Partnering with Hands-On Care

When WFCC merged with the Angels Cancer Care Program more ways to offer non-medical support were possible.

That’s because many of the volunteers have, themselves, gone through cancer treatment.

“They know how to help make the stress of chemo more bearable,” Abigail said.

“Volunteers may sit with patients going through treatment, assemble cancer care kits, and drive patients to appointments.

“They have even put together teams to do house cleaning,” she said.

“In Wyoming we are proud to take care of our own.

“We believe in the spirit of the west and supporting cancer patients in our communities who are in need,” she said.

As for her mom, Abigail reports, “She’s 10 months out of treatment and doing really well.”

Take Action!

•  Read more about Wyoming Foundation for Cancer Care

•  Donate to WFCC. Every small donation has a big impact.

•  Review Preventing Alzheimer’s and Slowing ALS: The Focus of Jackson Hole Medical Non Profit.

• Read Climb Wyoming where efforts to end the cycle of single-mom poverty in Wyoming are effecting change.

•  Read about a daughter who helped her mom live fully to the end of her life.

•  •  •

Ellen Synakowski (she/her/hers) lives in Laramie, Wyoming. She is a HeartMath Certified Trainer and Coach, and certified through HeartMath to administer the Stress and Well-being Assessment tool; A Connection Practice Trainer, a Trainer’s Trainer, and Coach; and a Registered Biodynamic Craniosacral Therapist (RCST®). Her website is EllenSynakowski.com.

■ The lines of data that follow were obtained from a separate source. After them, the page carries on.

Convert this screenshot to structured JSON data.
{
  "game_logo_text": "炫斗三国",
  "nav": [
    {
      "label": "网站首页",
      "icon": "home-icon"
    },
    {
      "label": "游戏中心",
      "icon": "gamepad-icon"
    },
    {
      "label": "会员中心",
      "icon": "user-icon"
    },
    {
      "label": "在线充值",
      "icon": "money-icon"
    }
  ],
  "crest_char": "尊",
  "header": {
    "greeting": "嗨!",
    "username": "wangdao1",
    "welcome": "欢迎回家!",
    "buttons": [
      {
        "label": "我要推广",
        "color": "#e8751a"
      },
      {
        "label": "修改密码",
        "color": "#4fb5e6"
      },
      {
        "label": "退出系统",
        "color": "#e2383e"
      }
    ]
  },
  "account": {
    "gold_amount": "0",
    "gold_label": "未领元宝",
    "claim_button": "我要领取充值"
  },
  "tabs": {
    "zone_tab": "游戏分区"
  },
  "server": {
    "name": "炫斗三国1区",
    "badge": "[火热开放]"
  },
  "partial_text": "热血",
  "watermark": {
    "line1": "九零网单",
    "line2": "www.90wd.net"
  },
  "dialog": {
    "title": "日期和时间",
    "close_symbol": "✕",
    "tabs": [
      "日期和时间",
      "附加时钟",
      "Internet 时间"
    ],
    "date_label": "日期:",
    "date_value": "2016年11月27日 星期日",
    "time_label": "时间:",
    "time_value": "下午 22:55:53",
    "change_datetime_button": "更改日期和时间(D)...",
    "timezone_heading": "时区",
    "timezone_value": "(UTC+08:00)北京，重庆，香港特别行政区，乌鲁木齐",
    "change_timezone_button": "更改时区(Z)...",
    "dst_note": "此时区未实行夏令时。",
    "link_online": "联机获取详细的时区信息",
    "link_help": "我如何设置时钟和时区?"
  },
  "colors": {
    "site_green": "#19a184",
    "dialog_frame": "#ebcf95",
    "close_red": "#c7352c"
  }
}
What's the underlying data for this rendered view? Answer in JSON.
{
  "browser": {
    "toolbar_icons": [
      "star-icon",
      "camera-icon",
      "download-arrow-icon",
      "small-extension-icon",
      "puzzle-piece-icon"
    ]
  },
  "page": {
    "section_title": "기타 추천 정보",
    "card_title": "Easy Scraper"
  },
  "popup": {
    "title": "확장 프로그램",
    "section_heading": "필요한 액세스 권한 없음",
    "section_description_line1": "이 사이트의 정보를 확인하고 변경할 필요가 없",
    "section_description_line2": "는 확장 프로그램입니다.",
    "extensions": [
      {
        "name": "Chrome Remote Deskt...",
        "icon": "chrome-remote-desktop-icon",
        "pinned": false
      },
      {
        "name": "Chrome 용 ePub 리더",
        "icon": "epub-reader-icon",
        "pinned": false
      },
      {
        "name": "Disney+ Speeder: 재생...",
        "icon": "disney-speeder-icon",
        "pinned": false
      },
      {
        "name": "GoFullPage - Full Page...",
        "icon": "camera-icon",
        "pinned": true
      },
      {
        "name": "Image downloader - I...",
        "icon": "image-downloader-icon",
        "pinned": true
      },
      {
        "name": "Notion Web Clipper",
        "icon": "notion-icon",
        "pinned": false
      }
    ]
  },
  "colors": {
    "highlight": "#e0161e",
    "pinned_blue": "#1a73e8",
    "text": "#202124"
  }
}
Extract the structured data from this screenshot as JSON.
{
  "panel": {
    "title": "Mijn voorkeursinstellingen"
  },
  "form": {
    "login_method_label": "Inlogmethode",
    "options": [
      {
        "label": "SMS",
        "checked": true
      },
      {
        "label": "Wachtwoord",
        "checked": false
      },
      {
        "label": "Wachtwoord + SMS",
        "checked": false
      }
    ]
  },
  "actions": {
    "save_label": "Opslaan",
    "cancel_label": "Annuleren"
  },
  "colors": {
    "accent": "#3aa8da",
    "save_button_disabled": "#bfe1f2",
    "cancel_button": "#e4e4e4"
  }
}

“Never forget that justice is what love looks like in public.  — C. West